Entries from a dataset of interfaces
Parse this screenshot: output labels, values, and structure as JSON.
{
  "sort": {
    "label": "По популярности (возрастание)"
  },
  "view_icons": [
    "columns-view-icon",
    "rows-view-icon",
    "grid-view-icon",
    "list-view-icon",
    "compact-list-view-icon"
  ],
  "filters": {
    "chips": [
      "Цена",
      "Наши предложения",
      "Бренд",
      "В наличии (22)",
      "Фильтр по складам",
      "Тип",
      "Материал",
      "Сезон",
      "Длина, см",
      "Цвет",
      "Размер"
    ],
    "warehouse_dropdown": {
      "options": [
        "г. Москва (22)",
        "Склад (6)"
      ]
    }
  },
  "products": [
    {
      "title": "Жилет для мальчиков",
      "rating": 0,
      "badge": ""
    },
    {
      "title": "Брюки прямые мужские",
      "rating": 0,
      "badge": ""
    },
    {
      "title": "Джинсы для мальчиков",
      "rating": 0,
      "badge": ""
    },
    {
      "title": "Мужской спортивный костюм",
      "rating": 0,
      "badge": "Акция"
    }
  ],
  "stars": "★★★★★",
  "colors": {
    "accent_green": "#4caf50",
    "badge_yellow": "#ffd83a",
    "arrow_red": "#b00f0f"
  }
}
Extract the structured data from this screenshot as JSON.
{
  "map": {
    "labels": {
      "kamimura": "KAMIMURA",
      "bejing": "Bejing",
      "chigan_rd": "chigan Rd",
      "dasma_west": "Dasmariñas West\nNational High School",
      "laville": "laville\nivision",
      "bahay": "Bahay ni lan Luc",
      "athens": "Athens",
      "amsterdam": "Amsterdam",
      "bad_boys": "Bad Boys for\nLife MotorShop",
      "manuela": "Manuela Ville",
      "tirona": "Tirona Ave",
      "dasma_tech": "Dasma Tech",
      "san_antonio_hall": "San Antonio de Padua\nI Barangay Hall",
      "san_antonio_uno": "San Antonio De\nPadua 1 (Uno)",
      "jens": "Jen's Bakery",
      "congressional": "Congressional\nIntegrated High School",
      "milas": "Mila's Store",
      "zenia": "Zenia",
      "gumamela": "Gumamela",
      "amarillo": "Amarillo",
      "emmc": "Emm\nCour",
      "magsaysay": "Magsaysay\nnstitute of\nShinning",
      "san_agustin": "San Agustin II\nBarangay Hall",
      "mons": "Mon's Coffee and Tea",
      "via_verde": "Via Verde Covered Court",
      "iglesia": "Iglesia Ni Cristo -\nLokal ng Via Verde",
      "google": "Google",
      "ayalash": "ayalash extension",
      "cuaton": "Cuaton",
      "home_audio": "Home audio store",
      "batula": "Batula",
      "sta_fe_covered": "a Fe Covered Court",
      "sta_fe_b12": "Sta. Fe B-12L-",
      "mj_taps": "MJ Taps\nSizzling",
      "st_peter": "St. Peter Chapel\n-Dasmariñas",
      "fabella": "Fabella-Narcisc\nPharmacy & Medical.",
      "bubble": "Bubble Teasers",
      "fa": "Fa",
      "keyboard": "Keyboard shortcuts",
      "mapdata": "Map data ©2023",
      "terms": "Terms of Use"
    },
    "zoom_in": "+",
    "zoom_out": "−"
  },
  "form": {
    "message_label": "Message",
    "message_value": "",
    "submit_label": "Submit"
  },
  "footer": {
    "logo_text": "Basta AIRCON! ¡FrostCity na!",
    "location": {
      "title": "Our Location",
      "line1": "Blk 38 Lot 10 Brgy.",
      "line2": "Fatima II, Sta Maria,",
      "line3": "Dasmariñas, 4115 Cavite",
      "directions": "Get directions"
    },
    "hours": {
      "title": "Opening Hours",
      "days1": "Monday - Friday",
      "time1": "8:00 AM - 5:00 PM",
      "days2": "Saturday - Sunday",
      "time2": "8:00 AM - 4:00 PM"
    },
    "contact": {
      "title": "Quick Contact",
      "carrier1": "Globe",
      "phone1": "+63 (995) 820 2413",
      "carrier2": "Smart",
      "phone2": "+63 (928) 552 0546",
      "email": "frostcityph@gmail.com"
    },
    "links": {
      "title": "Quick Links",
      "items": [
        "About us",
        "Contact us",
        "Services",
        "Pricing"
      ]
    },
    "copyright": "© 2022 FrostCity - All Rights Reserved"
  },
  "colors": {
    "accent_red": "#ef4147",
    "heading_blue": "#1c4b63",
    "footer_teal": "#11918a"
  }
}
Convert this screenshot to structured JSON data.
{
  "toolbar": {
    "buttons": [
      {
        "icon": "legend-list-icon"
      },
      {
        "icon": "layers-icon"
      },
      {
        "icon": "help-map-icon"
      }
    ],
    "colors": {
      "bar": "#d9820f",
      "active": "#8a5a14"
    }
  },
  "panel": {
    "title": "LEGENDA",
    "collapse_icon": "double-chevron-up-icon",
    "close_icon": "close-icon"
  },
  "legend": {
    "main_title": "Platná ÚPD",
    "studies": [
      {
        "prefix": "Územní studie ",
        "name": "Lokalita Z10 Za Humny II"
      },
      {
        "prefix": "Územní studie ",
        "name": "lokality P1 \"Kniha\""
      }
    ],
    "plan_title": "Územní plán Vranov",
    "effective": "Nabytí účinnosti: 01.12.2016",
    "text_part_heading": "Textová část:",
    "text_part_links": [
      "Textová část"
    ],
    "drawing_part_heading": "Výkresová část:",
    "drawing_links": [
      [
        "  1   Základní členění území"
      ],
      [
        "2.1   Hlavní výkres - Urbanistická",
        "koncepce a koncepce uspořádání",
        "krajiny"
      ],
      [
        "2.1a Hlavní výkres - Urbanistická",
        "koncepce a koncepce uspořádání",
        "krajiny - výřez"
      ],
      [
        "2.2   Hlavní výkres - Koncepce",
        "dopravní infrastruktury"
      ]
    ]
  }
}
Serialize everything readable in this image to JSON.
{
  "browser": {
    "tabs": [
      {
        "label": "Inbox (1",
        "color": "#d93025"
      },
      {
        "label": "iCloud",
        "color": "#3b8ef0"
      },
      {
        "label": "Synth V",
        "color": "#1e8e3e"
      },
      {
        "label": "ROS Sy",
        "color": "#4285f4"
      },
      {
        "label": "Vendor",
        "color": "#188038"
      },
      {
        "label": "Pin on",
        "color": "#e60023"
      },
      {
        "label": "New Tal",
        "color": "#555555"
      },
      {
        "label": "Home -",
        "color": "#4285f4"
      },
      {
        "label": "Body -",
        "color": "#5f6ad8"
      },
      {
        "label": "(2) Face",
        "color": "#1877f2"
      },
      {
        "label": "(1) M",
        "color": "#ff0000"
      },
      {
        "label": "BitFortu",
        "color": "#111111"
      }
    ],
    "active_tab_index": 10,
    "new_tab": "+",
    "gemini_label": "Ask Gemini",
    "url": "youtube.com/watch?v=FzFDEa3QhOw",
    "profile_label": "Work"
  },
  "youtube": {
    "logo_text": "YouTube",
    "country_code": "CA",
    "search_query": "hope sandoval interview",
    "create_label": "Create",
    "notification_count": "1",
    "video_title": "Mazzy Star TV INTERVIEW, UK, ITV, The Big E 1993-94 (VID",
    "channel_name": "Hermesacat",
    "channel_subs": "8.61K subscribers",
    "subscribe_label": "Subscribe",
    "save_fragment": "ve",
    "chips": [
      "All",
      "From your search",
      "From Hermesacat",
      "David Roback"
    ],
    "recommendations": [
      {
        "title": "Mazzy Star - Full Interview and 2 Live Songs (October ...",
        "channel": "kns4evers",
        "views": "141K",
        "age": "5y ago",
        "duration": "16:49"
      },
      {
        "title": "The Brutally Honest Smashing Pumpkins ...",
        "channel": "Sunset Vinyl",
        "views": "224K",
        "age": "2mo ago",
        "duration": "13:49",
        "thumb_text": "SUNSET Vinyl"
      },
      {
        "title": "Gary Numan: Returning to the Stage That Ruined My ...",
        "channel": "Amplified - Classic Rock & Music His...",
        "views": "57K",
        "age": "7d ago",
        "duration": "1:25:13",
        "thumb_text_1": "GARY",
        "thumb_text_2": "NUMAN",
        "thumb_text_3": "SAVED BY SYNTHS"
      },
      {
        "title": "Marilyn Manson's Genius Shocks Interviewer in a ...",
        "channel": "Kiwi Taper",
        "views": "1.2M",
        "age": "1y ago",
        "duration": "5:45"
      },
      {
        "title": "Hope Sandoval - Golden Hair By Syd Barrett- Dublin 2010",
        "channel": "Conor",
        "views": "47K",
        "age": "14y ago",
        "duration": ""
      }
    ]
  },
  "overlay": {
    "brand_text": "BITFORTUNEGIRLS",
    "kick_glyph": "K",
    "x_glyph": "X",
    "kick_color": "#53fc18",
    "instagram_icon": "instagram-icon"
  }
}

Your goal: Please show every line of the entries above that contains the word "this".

Expected answer:
Parse this screenshot: output labels, values, and structure as JSON.
Extract the structured data from this screenshot as JSON.
Convert this screenshot to structured JSON data.
Serialize everything readable in this image to JSON.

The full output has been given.